Usually sometime during our the afternoon was arguably everyone's favorite official session. Well session is a loose term for it but it was sanctioned. COFFEE BREAK. They brought out so many amazing pastries every day. I've lost a good bit of weight from a more restrictive diet and all the walking but cultural norms like thee are what is keeping my pants up.

After our afternoon sessions we went straight to dinner. I'm pretty sure the first few days our sessions ran considerably over ( which happens all the time in the Peace Corps). For anyone who knows me well it is pretty obvious that I like schedules and food. When both are affected I'm affected.

After dinner we had the nights free. This was where it really started to feel like summer camp!

PST University Free Time:

Every night after dinner the PC staff would organize activities for us. They had language games, soccer, karaoke, movies, and ping pong. Normally people would go play soccer and then join in on the other activities. We had Karaoke two of the 4 nights we were there and it might have made some of my favorite memories of group 51 so far.

I think what made it so special is that we all knew everyone in the room and we all felt pretty comfortable letting loose! I only have one picture of the Karaoke room.

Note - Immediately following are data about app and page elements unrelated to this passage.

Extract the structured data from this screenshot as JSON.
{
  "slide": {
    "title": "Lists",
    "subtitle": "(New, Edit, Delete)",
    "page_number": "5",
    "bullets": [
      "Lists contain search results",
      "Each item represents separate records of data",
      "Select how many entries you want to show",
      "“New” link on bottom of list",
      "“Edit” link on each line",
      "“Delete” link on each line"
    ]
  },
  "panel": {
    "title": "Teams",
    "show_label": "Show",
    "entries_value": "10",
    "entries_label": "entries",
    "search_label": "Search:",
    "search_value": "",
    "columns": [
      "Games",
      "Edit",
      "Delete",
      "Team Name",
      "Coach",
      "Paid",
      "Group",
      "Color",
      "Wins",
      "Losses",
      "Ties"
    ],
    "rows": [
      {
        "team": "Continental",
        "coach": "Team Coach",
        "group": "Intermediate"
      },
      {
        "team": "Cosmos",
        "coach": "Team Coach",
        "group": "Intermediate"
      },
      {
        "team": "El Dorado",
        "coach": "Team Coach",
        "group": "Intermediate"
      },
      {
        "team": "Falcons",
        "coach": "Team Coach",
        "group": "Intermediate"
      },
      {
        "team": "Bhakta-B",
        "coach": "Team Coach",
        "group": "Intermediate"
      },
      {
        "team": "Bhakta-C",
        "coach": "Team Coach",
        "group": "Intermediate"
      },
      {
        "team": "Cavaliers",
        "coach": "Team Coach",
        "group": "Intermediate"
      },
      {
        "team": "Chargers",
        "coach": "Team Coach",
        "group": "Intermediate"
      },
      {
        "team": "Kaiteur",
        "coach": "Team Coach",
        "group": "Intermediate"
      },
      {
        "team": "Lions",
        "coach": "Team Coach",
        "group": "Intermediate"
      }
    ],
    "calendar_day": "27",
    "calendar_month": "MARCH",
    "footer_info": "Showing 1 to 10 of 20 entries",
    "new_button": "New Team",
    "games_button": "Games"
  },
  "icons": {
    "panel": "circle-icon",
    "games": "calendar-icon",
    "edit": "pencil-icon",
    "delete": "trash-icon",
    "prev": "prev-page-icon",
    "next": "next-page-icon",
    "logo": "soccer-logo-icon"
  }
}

They told us at staging that we would make some of our best friends here and some life long friends. I was a bit skeptical because people say that before a lot of things but... I know for a fact, even being one month in, that I have met people that will be in my life for the rest of it.

This is still our job, and this was technically a job training. A lot of people spent the early evenings on the middle nights working on project proposals and other Peace Corps forms.

I spend two evenings exploring. The first time, Alex and I saw this really creepy looking house from the window of one of the lecture rooms. After dinner a bunch of people went for a walk. Alex, Sam, and myself peeled off to go check out this house. It did not disappoint. I only wish I knew more about it.

The next afternoon, ( fueled by a lot of guild for the amount of cream puffs I ate during coffee break) I went with Sam to this park about a block from the hotel.

I was totally not expecting where we ended up. It was this cute quaint little part covered in the most amazing wooden statues. The entrance was guarded by two towering toy soldiers. The paths were lined with all sorts of sculptures. They had a small play ground for the little littles and then another playgroups for the regular littles.

Behind the park was an old orthodox church with a dome the most beautiful shade of blue I have ever seen. We walked all around the park to get to it. It seemed like it was a work in progress. I ended up climbing the few stairs to the door to see if it was a functioning church and saw the schedule on the door. I assume that is when she saw us.

We had headed back towards the park when this little lady walked up to us and started speaking in maybe Russian, maybe Ukrainian. Shout out to Sam because he was much more willing to try and figure out what she was trying to communicate. I was totally fine with walking back. Somehow in her talking and our attempts at explaining life, I heard the word for inside. We worked out that she was offering to open the church for us to walk around in!

After being in the churches in Chernihiv it was really interesting to be inside this one. It was definitely being redone but was still beautiful in its' own way. I have no idea where she came from or how she saw us but I'm glad that she did. Click the pictures to enlarge.

PST University: The end

We finished PST university by breaking up into travel groups and heading to our sites! Some people went straight to their sites while some of us went to the Peace Corps office.

I'm uploading this picture specifically because of Dillon's face. Days get long in the Peace Corps Y'all. We caught our train at 8pm that night and were headed over the next 12 hours to our site.

#PeaceCorpsUkraine #blog #PSTuniversity #FutureVolunteers #Trainings